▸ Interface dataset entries
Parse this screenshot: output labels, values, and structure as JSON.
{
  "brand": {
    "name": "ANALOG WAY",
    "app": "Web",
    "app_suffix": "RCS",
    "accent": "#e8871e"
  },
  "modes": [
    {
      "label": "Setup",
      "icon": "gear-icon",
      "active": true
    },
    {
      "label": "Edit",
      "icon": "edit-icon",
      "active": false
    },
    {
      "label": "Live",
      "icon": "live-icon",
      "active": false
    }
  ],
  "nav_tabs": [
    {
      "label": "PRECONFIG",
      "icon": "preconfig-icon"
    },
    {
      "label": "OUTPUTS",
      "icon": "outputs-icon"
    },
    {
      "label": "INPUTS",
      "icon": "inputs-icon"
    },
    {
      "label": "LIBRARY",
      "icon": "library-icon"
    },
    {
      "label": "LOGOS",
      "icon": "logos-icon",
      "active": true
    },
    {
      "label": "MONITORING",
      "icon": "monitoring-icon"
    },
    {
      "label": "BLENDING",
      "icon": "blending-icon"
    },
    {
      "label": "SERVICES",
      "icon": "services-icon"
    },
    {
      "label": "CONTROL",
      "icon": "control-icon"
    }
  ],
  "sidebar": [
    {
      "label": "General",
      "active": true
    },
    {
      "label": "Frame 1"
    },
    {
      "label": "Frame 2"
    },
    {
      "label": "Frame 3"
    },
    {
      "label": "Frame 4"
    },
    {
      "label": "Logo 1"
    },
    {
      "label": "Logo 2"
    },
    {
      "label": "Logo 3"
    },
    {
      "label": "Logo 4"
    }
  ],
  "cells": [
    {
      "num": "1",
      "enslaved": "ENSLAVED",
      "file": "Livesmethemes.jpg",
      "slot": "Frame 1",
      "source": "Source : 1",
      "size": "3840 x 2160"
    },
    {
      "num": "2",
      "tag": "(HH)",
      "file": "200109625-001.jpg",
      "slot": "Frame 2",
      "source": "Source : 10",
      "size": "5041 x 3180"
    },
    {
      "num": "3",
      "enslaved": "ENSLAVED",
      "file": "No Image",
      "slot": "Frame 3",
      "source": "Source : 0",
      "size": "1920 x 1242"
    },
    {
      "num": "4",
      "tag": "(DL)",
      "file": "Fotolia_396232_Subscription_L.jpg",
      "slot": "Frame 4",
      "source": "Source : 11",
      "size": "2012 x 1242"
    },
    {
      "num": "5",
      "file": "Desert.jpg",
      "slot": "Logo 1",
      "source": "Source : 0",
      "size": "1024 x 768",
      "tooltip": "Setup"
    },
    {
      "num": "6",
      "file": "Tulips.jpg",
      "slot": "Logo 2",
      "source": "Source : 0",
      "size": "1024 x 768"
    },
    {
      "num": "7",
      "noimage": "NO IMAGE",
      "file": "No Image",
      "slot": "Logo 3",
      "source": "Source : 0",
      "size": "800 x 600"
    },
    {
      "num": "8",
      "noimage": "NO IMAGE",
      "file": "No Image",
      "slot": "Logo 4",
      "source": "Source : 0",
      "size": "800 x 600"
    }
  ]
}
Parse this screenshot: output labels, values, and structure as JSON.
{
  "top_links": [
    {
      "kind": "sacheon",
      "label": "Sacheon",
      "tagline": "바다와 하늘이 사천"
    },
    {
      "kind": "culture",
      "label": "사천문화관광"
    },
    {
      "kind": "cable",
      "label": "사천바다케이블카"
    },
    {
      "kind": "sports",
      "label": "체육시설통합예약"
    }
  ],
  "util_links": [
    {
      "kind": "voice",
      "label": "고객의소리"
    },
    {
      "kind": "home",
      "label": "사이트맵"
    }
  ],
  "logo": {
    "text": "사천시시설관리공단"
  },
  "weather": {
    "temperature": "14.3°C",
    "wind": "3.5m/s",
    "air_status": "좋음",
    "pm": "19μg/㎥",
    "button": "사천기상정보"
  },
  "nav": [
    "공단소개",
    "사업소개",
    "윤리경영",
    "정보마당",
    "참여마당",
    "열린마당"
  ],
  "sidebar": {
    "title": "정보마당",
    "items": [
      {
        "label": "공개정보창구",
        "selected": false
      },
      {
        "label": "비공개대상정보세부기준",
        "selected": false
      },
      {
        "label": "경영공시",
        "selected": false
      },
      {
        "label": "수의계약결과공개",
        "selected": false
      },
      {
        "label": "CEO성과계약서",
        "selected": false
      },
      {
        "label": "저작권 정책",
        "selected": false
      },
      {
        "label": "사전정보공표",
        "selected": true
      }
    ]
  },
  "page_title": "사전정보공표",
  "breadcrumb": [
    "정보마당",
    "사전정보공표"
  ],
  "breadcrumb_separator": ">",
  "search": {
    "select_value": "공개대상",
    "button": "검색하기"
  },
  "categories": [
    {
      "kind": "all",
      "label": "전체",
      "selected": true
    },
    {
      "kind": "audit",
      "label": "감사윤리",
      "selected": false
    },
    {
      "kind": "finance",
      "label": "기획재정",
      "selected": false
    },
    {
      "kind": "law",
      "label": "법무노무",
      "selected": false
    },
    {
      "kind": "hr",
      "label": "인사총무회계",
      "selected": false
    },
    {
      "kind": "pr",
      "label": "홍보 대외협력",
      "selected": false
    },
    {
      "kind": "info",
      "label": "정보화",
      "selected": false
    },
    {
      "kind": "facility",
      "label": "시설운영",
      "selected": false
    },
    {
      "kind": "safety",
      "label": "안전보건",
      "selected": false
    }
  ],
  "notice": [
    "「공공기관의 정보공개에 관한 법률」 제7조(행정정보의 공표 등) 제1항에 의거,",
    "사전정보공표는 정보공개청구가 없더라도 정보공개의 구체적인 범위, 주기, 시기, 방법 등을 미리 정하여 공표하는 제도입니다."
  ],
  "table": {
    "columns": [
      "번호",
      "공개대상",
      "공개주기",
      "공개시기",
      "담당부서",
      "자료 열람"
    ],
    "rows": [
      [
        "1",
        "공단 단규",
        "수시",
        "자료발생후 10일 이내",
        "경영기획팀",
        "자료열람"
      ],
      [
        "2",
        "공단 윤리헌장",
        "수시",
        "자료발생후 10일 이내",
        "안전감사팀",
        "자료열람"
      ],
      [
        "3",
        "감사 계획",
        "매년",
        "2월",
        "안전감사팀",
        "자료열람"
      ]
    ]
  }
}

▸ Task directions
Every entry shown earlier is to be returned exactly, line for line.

▸ Reply
Parse this screenshot: output labels, values, and structure as JSON.
{
  "brand": {
    "name": "ANALOG WAY",
    "app": "Web",
    "app_suffix": "RCS",
    "accent": "#e8871e"
  },
  "modes": [
    {
      "label": "Setup",
      "icon": "gear-icon",
      "active": true
    },
    {
      "label": "Edit",
      "icon": "edit-icon",
      "active": false
    },
    {
      "label": "Live",
      "icon": "live-icon",
      "active": false
    }
  ],
  "nav_tabs": [
    {
      "label": "PRECONFIG",
      "icon": "preconfig-icon"
    },
    {
      "label": "OUTPUTS",
      "icon": "outputs-icon"
    },
    {
      "label": "INPUTS",
      "icon": "inputs-icon"
    },
    {
      "label": "LIBRARY",
      "icon": "library-icon"
    },
    {
      "label": "LOGOS",
      "icon": "logos-icon",
      "active": true
    },
    {
      "label": "MONITORING",
      "icon": "monitoring-icon"
    },
    {
      "label": "BLENDING",
      "icon": "blending-icon"
    },
    {
      "label": "SERVICES",
      "icon": "services-icon"
    },
    {
      "label": "CONTROL",
      "icon": "control-icon"
    }
  ],
  "sidebar": [
    {
      "label": "General",
      "active": true
    },
    {
      "label": "Frame 1"
    },
    {
      "label": "Frame 2"
    },
    {
      "label": "Frame 3"
    },
    {
      "label": "Frame 4"
    },
    {
      "label": "Logo 1"
    },
    {
      "label": "Logo 2"
    },
    {
      "label": "Logo 3"
    },
    {
      "label": "Logo 4"
    }
  ],
  "cells": [
    {
      "num": "1",
      "enslaved": "ENSLAVED",
      "file": "Livesmethemes.jpg",
      "slot": "Frame 1",
      "source": "Source : 1",
      "size": "3840 x 2160"
    },
    {
      "num": "2",
      "tag": "(HH)",
      "file": "200109625-001.jpg",
      "slot": "Frame 2",
      "source": "Source : 10",
      "size": "5041 x 3180"
    },
    {
      "num": "3",
      "enslaved": "ENSLAVED",
      "file": "No Image",
      "slot": "Frame 3",
      "source": "Source : 0",
      "size": "1920 x 1242"
    },
    {
      "num": "4",
      "tag": "(DL)",
      "file": "Fotolia_396232_Subscription_L.jpg",
      "slot": "Frame 4",
      "source": "Source : 11",
      "size": "2012 x 1242"
    },
    {
      "num": "5",
      "file": "Desert.jpg",
      "slot": "Logo 1",
      "source": "Source : 0",
      "size": "1024 x 768",
      "tooltip": "Setup"
    },
    {
      "num": "6",
      "file": "Tulips.jpg",
      "slot": "Logo 2",
      "source": "Source : 0",
      "size": "1024 x 768"
    },
    {
      "num": "7",
      "noimage": "NO IMAGE",
      "file": "No Image",
      "slot": "Logo 3",
      "source": "Source : 0",
      "size": "800 x 600"
    },
    {
      "num": "8",
      "noimage": "NO IMAGE",
      "file": "No Image",
      "slot": "Logo 4",
      "source": "Source : 0",
      "size": "800 x 600"
    }
  ]
}
Parse this screenshot: output labels, values, and structure as JSON.
{
  "top_links": [
    {
      "kind": "sacheon",
      "label": "Sacheon",
      "tagline": "바다와 하늘이 사천"
    },
    {
      "kind": "culture",
      "label": "사천문화관광"
    },
    {
      "kind": "cable",
      "label": "사천바다케이블카"
    },
    {
      "kind": "sports",
      "label": "체육시설통합예약"
    }
  ],
  "util_links": [
    {
      "kind": "voice",
      "label": "고객의소리"
    },
    {
      "kind": "home",
      "label": "사이트맵"
    }
  ],
  "logo": {
    "text": "사천시시설관리공단"
  },
  "weather": {
    "temperature": "14.3°C",
    "wind": "3.5m/s",
    "air_status": "좋음",
    "pm": "19μg/㎥",
    "button": "사천기상정보"
  },
  "nav": [
    "공단소개",
    "사업소개",
    "윤리경영",
    "정보마당",
    "참여마당",
    "열린마당"
  ],
  "sidebar": {
    "title": "정보마당",
    "items": [
      {
        "label": "공개정보창구",
        "selected": false
      },
      {
        "label": "비공개대상정보세부기준",
        "selected": false
      },
      {
        "label": "경영공시",
        "selected": false
      },
      {
        "label": "수의계약결과공개",
        "selected": false
      },
      {
        "label": "CEO성과계약서",
        "selected": false
      },
      {
        "label": "저작권 정책",
        "selected": false
      },
      {
        "label": "사전정보공표",
        "selected": true
      }
    ]
  },
  "page_title": "사전정보공표",
  "breadcrumb": [
    "정보마당",
    "사전정보공표"
  ],
  "breadcrumb_separator": ">",
  "search": {
    "select_value": "공개대상",
    "button": "검색하기"
  },
  "categories": [
    {
      "kind": "all",
      "label": "전체",
      "selected": true
    },
    {
      "kind": "audit",
      "label": "감사윤리",
      "selected": false
    },
    {
      "kind": "finance",
      "label": "기획재정",
      "selected": false
    },
    {
      "kind": "law",
      "label": "법무노무",
      "selected": false
    },
    {
      "kind": "hr",
      "label": "인사총무회계",
      "selected": false
    },
    {
      "kind": "pr",
      "label": "홍보 대외협력",
      "selected": false
    },
    {
      "kind": "info",
      "label": "정보화",
      "selected": false
    },
    {
      "kind": "facility",
      "label": "시설운영",
      "selected": false
    },
    {
      "kind": "safety",
      "label": "안전보건",
      "selected": false
    }
  ],
  "notice": [
    "「공공기관의 정보공개에 관한 법률」 제7조(행정정보의 공표 등) 제1항에 의거,",
    "사전정보공표는 정보공개청구가 없더라도 정보공개의 구체적인 범위, 주기, 시기, 방법 등을 미리 정하여 공표하는 제도입니다."
  ],
  "table": {
    "columns": [
      "번호",
      "공개대상",
      "공개주기",
      "공개시기",
      "담당부서",
      "자료 열람"
    ],
    "rows": [
      [
        "1",
        "공단 단규",
        "수시",
        "자료발생후 10일 이내",
        "경영기획팀",
        "자료열람"
      ],
      [
        "2",
        "공단 윤리헌장",
        "수시",
        "자료발생후 10일 이내",
        "안전감사팀",
        "자료열람"
      ],
      [
        "3",
        "감사 계획",
        "매년",
        "2월",
        "안전감사팀",
        "자료열람"
      ]
    ]
  }
}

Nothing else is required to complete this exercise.